How I Taught Myself About Desert Birds

This is the first in a series of posts on bird watching.

When I moved to Tucson in 1989, I literally knew almost nothing about birds. I had spent most of my adult life in New York City, where the birds I saw were mostly pigeons and sparrows. (I have since learned that Central Park is an excellent spot for birding, but I was not tuned in to that when I lived there.)

When I moved into my small townhouse with real trees and a view of the mountains, I was thrilled to see something outside other than trucks or vagrants urinating in the alley. As I sat glued to the window, one of the first things that caught my attention was a black-and-white striped bird on the trunk of my young tangelo tree.

sag blos,dove,gila 5-7-2010 8-17-056  White-winged dove and Gila woodpecker on saguaro blossoms.

I soon learned that the “black and white striped” bird was a Gila woodpecker, one of the most common desert birds. I put up a couple of hummingbird feeders, and soon was obsessed with watching these tiny jewels. In a previous post I described how I gradually learned to tell hummingbird species apart as I added more feeders and more and more hums came to sip from them.

To study the hummers, I sat on my back patio for an hour or two every day with a pair of opera glasses and several books I’d found on hummingbirds. I eventually bought a better pair of binocs and branched out to observing other birds. Because my office window looked directly out on the yard, I was able to see a lot of birds that I didn’t know, but was able to identify with the help of photographs and bird books.

kestrelThis picture of a kestrel, eating a dove it had killed, was shot through my office window. It took me a while with some bird books to figure out what it was.

To attract more birds, I put up more types of feeders—seed feeders and a suet feeder. I put a tiny pond in my yard. More birds came, and I began to learn about mockingbirds, curve-billed thrashers, and Gamble’s quail. I bought more bird books, and read as much as I could. After a year or so, I knew a lot—about a small number of birds. It was time to branch out.

Next: Bird Watcher or Birder?
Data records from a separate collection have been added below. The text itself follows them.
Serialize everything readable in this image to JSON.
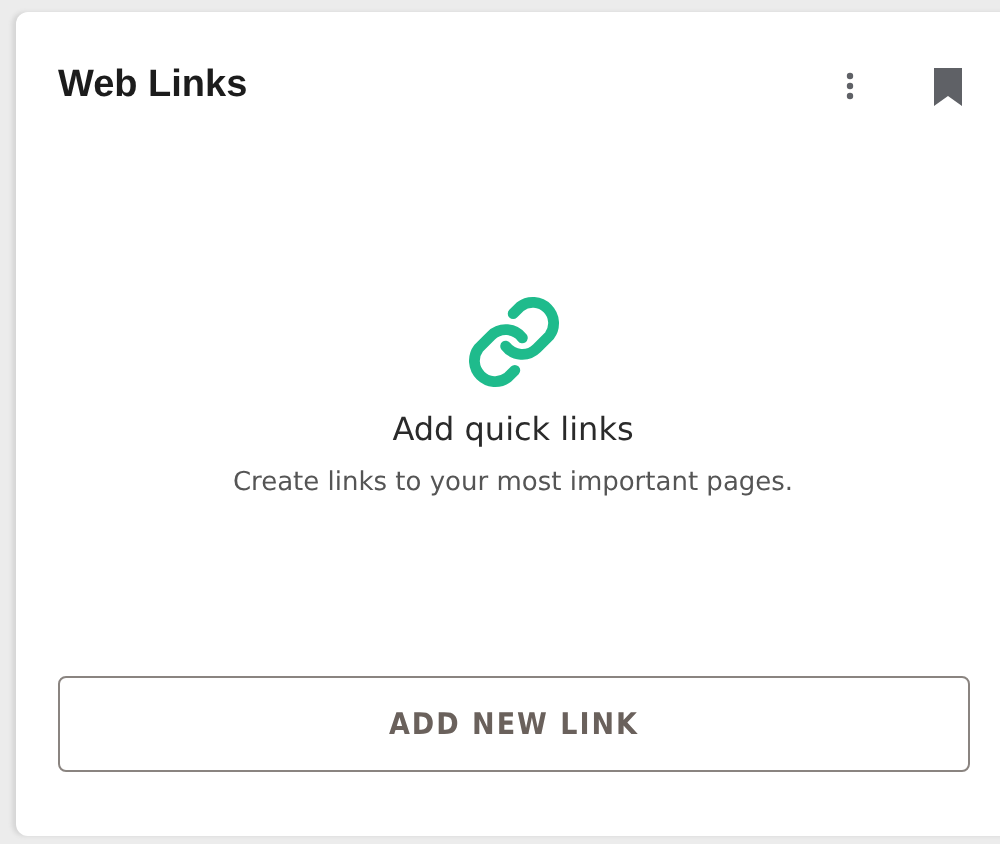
{
  "card": {
    "title": "Web Links",
    "empty_state": {
      "heading": "Add quick links",
      "description": "Create links to your most important pages."
    },
    "button": "ADD NEW LINK"
  }
}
  1. It seems the only bird we share is the mockingbird, which is apparently ubiquitous. Which is fine by me! Just love that bird.

    1. Well, and house finches. Mourning doves. Some others, I'm sure. I love mockingbirds too.